If you have a thing for good old-fashioned printed media and you like to get your hands dirty, you should consider taking on a job as a printing press operator.
You will adjust printing machines and learn what press plate, proof, cylinder, and blanket mean. And everything about ink density, too.
Although demand for this profession is decreasing, as the popularity of online media keeps spreading, there will always be hopelessly romantic lovers of books and newspapers who can not imagine their morning coffee without the scent of ink. They are going to secure your salary that averages around $36,220 per year. Not that bad, huh?
There is more than meets the eye when it comes to being a press operator. For example, did you know that they make an average of $14.39 an hour? That's $29,924 a year!
Between 2018 and 2028, the career is expected to grow -8% and produce -83,800 job opportunities across the U.S.
There are certain skills that many press operators have in order to accomplish their responsibilities. By taking a look through resumes, we were able to narrow down the most common skills for a person in this position. We discovered that a lot of resumes listed computer skills, dexterity and mechanical skills.
When it comes to the most important skills required to be a press operator, we found that a lot of resumes listed 25.4% of press operators included inspect parts, while 11.2% of resumes included quality standards, and 6.8% of resumes included drill press. Hard skills like these are helpful to have when it comes to performing essential job responsibilities.
When it comes to searching for a job, many search for a key term or phrase. Instead, it might be more helpful to search by industry, as you might be missing jobs that you never thought about in industries that you didn't even think offered positions related to the press operator job title. But what industry to start with? Most press operators actually find jobs in the manufacturing and automotive industries.
If you're interested in becoming a press operator, one of the first things to consider is how much education you need. We've determined that 11.6% of press operators have a bachelor's degree. In terms of higher education levels, we found that 0.9% of press operators have master's degrees. Even though some press operators have a college degree, it's possible to become one with only a high school degree or GED.
Choosing the right major is always an important step when researching how to become a press operator. When we researched the most common majors for a press operator, we found that they most commonly earn high school diploma degrees or associate degree degrees. Other degrees that we often see on press operator resumes include diploma degrees or bachelor's degree degrees.
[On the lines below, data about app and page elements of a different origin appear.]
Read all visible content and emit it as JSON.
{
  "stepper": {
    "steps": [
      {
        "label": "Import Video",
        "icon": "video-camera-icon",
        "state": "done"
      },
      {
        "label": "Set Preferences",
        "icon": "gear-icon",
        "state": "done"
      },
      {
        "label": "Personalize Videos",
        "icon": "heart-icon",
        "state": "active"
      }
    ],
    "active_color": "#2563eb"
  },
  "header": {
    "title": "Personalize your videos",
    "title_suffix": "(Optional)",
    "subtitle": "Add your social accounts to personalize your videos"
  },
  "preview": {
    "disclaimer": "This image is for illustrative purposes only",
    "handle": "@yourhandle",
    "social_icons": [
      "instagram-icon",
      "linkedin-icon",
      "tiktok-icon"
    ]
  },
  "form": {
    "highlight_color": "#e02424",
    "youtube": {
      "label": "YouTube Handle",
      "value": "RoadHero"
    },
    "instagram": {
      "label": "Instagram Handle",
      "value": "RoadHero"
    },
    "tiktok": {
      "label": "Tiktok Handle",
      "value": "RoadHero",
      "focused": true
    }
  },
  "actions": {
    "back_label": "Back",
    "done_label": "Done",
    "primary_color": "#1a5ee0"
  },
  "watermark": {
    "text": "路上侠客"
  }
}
You may find that experience in other jobs will help you become a press operator. In fact, many press operator jobs require experience in a role such as cashier. Meanwhile, many press operators also have previous career experience in roles such as machine operator or customer service representative.